Anata/Al Issawiyya checkpoint on the apartheid highway 4370 (part of the planned eastern ring road) connecting Highway 1 to the Anatot junction on Highway 437 – cf. the interactive map:


This checkpoint has existed since the end of 2018; three weeks ago we added it to our shifts.  At first it was open only a few hours each day.  Today it’s open 24 hours on weekdays.  It’s intended to shorten the trip for residents of the Anatot area settlements who, in order to enter Jerusalem, used to drive to Ma’ale Adumim and from there to Jerusalem as part of the morning traffic jam until they went through the A-Zayem checkpoint at the Zeitim interchange.  We were told at the checkpoint that settlers paid for it, and since they keep the Sabbath it closes on Friday and Saturday.  We found evidence of that in a religious man who refrained from physical contact with us, was unarmed and not in uniform, who said he was a security guard.  Interesting.

As the checkpoint description in the link indicates, Palestinians are not allowed to use it, but travel underneath the checkpoint to a road beyond the wall.  Here are two photos – of the checkpoint and, from Mt. Scopus, at a distance, the road.
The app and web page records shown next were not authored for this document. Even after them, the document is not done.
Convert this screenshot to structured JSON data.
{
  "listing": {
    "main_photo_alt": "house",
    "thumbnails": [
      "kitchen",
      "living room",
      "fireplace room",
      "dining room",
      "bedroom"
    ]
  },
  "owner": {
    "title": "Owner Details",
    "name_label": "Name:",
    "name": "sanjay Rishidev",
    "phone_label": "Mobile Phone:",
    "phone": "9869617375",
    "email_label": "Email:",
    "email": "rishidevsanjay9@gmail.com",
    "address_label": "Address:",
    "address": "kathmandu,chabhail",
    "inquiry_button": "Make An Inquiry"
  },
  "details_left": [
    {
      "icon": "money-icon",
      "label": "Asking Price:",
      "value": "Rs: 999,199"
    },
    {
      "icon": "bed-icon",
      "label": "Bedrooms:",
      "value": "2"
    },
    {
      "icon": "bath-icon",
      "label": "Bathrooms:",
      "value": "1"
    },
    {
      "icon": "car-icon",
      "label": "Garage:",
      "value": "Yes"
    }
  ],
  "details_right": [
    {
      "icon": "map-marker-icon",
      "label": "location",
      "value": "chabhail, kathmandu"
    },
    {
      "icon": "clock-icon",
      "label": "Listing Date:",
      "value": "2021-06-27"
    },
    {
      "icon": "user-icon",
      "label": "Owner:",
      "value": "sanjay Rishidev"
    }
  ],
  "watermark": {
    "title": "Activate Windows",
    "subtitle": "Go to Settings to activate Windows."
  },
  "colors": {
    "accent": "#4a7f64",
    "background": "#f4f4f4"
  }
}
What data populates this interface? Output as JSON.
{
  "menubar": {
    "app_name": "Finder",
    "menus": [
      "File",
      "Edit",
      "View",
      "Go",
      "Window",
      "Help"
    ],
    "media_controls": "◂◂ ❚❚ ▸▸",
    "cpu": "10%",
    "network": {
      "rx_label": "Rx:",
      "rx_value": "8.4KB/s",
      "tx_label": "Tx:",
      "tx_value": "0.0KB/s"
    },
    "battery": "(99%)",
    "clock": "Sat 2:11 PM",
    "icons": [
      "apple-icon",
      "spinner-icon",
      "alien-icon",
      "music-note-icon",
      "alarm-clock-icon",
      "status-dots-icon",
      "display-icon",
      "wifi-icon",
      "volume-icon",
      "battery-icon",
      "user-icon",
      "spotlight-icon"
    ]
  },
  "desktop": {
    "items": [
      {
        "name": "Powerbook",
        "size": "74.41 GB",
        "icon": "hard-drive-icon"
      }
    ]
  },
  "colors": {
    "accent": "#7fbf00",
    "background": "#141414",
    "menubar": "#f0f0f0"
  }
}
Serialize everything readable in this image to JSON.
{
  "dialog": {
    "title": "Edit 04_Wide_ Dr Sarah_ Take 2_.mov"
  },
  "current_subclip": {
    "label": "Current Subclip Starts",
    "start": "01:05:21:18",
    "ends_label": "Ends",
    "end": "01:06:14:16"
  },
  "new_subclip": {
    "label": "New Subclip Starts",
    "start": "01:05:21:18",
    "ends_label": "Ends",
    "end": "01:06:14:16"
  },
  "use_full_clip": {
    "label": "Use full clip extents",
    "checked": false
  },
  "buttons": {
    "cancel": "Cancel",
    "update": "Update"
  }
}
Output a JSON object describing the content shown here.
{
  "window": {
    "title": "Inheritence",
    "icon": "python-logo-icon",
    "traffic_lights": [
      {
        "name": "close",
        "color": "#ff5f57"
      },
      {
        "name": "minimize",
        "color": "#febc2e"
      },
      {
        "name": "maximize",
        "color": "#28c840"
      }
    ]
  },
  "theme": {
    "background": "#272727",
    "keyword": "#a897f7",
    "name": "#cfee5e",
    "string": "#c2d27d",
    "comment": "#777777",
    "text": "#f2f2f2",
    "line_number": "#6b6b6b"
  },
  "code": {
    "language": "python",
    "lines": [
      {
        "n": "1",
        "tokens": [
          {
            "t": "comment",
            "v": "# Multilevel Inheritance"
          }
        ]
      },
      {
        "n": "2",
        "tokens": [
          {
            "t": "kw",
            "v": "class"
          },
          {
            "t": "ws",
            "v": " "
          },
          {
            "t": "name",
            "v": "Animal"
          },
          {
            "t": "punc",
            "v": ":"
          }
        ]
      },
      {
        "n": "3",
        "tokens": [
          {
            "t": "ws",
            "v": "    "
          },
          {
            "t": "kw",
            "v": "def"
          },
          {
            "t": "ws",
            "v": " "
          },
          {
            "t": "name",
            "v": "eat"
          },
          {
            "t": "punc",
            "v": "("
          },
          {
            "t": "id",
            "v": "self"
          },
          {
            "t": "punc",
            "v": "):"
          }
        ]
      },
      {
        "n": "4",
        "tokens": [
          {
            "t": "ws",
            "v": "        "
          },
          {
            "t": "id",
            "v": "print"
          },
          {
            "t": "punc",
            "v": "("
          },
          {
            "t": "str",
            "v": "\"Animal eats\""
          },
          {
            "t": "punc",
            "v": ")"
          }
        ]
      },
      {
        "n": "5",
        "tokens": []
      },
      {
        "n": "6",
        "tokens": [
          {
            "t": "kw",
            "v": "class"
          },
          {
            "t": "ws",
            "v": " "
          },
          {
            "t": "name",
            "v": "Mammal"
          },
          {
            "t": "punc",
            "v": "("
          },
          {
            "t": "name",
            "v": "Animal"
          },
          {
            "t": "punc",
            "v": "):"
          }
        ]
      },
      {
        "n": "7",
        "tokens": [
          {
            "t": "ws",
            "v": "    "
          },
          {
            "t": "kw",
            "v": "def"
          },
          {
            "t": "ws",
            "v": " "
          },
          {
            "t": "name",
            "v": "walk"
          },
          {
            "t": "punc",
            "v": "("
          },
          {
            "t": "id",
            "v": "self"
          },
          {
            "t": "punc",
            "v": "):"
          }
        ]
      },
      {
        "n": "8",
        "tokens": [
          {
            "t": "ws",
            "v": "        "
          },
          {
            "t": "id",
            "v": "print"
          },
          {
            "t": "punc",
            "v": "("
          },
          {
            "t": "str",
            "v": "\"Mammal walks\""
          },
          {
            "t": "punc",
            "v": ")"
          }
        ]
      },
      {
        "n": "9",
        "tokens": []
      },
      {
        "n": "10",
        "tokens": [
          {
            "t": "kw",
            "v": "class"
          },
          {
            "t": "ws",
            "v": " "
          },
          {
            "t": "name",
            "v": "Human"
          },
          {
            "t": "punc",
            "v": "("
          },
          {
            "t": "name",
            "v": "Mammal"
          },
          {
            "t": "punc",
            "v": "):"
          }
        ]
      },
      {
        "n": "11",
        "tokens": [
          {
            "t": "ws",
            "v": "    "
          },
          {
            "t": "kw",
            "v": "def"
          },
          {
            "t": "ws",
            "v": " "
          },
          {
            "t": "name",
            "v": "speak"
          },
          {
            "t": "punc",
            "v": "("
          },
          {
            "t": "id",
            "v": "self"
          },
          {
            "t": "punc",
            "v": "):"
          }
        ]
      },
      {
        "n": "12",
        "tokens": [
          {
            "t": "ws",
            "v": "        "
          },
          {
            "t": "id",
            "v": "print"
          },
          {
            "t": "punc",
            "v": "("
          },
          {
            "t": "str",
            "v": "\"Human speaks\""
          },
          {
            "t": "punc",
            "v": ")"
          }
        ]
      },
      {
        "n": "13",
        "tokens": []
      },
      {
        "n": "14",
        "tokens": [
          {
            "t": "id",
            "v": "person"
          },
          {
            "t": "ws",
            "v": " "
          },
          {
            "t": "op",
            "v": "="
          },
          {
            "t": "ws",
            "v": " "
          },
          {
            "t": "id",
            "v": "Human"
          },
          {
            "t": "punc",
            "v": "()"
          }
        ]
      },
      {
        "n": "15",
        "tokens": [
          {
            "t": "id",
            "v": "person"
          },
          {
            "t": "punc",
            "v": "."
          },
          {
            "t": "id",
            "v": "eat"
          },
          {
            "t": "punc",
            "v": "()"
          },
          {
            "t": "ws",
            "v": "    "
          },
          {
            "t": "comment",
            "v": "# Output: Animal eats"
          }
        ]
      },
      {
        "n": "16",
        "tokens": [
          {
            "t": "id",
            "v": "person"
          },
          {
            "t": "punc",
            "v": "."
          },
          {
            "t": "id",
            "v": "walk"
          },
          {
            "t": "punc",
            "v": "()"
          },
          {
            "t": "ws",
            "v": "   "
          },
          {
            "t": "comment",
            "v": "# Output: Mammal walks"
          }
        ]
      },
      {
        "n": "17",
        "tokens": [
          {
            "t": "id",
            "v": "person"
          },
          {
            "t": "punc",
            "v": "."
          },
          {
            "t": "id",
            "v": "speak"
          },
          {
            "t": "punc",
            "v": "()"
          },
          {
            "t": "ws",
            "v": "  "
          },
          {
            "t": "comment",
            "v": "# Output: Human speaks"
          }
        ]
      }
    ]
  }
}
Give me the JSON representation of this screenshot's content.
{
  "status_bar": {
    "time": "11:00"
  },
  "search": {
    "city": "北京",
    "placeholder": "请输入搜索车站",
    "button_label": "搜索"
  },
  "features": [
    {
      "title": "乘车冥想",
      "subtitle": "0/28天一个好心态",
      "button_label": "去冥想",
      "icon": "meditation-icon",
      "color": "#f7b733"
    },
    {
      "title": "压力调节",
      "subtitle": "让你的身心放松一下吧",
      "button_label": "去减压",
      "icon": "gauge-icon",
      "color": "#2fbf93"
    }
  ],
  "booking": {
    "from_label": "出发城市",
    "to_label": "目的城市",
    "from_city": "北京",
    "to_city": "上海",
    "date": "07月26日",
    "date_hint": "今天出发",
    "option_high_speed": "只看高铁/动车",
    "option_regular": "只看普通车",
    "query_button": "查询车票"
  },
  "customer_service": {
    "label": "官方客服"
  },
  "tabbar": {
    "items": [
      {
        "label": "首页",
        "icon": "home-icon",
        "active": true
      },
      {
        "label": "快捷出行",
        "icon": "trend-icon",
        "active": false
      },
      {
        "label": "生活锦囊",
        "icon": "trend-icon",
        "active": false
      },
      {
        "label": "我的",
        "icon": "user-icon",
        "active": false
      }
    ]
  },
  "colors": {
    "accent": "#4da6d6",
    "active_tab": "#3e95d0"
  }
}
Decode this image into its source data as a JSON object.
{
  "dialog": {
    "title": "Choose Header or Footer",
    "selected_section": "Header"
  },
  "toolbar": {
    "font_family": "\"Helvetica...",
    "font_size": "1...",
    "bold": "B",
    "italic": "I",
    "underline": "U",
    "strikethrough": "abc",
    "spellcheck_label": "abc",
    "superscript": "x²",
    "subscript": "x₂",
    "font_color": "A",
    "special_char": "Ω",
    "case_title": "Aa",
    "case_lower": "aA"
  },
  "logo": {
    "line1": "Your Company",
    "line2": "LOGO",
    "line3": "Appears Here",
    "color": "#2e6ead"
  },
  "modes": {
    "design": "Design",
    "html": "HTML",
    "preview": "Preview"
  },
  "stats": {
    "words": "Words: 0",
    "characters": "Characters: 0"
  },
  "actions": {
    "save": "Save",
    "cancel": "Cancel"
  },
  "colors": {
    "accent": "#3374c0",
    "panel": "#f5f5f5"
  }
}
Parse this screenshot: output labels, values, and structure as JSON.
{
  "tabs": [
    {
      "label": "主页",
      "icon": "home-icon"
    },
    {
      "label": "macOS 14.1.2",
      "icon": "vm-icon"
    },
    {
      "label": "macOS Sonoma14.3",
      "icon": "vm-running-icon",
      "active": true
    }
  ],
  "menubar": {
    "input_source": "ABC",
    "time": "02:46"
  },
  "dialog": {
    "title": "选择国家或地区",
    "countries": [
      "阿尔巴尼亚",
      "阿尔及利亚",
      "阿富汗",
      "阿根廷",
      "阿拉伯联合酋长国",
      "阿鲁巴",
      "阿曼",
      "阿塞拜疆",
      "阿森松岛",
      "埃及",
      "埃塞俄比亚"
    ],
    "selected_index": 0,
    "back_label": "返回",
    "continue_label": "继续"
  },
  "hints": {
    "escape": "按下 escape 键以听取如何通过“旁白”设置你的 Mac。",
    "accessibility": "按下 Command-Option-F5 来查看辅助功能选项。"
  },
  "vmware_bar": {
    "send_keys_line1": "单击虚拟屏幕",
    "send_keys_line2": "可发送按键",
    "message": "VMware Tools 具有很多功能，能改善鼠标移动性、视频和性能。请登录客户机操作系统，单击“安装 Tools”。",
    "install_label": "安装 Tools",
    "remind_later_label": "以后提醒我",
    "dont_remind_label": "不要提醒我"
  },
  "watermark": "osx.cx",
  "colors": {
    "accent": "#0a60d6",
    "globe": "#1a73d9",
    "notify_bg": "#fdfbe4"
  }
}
We first drove on the Israeli road to Anatot Junction and then returned on the Palestinian road through the outskirts of Anata, to A-Zayyem.

Zeitim checkpoint/Ras Abu Sabitan:  We meet old acquaintances – the cleaner and the drivers who transport workers, waiting on the Azzariyya side.  After our long absence it’s not surprising that the personnel of the command staff of the checkpoint and the DCL has changed.  But as Chana B. advised us, there’s no longer any possibility of connecting with them directly in the event of problems – only with the inaccessible Permits Center at Beit El - nor is there any longer the humanitarian office or the command post of the Jerusalem Envelope military unit.  Nor can the DCL officers be reached by phone, who once could provide answers on the spot.

Zeitim checkpoint, one of the main access checkpoints to Jerusalem, is very congested only in the early morning, and because it’s distant it can be reached only via vehicle, not on foot.  As a major way into the city, the checkpoint has been designed to make access to it difficult.  Two policemen stand at the beginning of the road leading up to it and stop vehicles to inspect drivers’ licenses, vehicle registrations, etc.  It’s not clear why that location was selected, but we saw that elsewhere in the Old City police stop vehicles which appear to belong to Palestinian residents of Jerusalem, and inspect them.  Why not?  They’re obviously second-class residents of Jerusalem, or even worse.

At this hour, approximately 9 AM, there were only about 20 people at the checkpoint, but they had to wait for about 15 minutes to cross because it wasn’t clear whether only one lane was open, or two, and which.  They open in turn, and it’s confusing.  This time two female soldiers, but here a human hand touches the documents.  Equipment:  the revolving gatesinfo-icon get stuck and the light doesn’t change from red to green.  It must be the budget.